**Task:** From the material beneath, pull every line with the word "ÜNİTELER".

**Data excerpts:**
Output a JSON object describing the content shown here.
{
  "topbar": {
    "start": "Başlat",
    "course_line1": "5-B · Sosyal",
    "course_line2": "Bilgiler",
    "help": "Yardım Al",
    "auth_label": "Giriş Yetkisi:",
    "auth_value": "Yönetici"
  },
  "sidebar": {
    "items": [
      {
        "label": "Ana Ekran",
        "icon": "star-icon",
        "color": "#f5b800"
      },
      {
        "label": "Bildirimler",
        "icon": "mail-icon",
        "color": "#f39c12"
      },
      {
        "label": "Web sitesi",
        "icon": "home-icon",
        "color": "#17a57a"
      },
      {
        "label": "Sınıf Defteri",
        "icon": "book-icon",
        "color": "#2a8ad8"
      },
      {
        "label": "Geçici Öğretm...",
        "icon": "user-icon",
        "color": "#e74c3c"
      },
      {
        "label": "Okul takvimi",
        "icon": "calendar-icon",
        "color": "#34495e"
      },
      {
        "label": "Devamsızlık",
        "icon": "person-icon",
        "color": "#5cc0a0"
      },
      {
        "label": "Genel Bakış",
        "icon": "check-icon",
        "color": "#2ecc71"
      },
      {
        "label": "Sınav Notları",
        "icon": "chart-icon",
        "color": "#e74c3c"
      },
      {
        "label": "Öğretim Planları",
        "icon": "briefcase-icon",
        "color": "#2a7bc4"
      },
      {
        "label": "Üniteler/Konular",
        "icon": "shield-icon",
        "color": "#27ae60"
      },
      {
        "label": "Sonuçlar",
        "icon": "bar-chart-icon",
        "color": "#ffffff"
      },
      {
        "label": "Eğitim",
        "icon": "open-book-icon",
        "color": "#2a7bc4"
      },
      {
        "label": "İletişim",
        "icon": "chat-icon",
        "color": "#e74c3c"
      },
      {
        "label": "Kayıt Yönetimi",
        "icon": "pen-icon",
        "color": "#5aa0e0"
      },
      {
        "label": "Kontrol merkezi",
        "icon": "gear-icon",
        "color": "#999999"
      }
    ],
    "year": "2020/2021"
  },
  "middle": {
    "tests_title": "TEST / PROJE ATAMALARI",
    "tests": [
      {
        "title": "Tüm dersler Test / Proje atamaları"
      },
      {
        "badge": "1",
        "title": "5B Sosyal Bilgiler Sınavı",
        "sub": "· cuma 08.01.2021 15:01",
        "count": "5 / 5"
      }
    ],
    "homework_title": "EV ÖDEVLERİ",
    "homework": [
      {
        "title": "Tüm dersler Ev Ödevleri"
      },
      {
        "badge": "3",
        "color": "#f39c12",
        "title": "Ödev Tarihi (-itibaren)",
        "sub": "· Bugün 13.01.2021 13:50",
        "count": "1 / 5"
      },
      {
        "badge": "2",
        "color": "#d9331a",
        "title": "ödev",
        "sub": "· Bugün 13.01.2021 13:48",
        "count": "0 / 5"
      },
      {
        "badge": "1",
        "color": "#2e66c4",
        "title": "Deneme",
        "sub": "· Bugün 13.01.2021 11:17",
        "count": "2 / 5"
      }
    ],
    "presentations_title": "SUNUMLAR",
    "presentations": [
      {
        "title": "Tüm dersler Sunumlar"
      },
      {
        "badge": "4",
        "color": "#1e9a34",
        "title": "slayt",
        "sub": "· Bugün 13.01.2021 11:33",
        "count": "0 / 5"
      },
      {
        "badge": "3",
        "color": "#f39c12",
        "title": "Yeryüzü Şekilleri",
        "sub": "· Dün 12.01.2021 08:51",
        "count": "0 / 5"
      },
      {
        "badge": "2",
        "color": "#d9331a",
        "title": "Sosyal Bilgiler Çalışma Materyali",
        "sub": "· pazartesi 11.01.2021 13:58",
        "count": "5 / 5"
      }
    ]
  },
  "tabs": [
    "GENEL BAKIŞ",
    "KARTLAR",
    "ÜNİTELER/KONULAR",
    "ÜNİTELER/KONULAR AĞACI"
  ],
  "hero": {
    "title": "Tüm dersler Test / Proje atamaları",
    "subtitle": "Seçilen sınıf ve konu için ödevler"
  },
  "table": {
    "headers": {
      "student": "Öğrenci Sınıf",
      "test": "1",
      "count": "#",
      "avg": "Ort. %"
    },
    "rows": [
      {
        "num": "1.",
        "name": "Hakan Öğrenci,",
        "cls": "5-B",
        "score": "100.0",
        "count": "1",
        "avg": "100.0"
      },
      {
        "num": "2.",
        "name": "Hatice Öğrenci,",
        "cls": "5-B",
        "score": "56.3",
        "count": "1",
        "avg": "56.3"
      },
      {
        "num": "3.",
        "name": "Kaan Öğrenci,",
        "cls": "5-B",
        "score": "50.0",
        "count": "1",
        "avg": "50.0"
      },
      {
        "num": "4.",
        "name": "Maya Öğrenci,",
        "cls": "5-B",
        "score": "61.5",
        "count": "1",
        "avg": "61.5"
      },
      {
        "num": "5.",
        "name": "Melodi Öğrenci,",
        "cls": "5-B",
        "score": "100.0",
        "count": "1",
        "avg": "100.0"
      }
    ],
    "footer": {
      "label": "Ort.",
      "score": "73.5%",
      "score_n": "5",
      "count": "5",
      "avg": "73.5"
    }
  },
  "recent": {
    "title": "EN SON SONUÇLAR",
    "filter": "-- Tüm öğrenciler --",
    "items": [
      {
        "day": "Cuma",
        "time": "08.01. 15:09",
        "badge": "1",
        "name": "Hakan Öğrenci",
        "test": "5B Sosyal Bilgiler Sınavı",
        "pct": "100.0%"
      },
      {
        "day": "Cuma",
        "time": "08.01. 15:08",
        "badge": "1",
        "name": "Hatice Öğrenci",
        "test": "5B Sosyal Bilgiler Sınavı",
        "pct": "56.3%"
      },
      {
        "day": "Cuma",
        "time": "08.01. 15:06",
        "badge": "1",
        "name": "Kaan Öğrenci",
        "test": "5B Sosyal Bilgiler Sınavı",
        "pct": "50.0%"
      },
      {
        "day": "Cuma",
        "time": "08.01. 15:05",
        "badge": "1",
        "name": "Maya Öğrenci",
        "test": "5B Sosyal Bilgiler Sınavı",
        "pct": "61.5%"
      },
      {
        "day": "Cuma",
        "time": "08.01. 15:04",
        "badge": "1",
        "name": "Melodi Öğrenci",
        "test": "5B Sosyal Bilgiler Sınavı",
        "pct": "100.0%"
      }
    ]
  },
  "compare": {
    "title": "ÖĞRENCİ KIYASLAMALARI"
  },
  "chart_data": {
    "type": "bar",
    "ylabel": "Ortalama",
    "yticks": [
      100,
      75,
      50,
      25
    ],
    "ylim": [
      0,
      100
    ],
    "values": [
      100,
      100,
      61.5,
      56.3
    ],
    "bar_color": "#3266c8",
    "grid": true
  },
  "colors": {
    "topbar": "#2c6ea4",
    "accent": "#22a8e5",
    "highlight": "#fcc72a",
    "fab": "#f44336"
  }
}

**Solution for this exercise:**
    "ÜNİTELER/KONULAR",
    "ÜNİTELER/KONULAR AĞACI"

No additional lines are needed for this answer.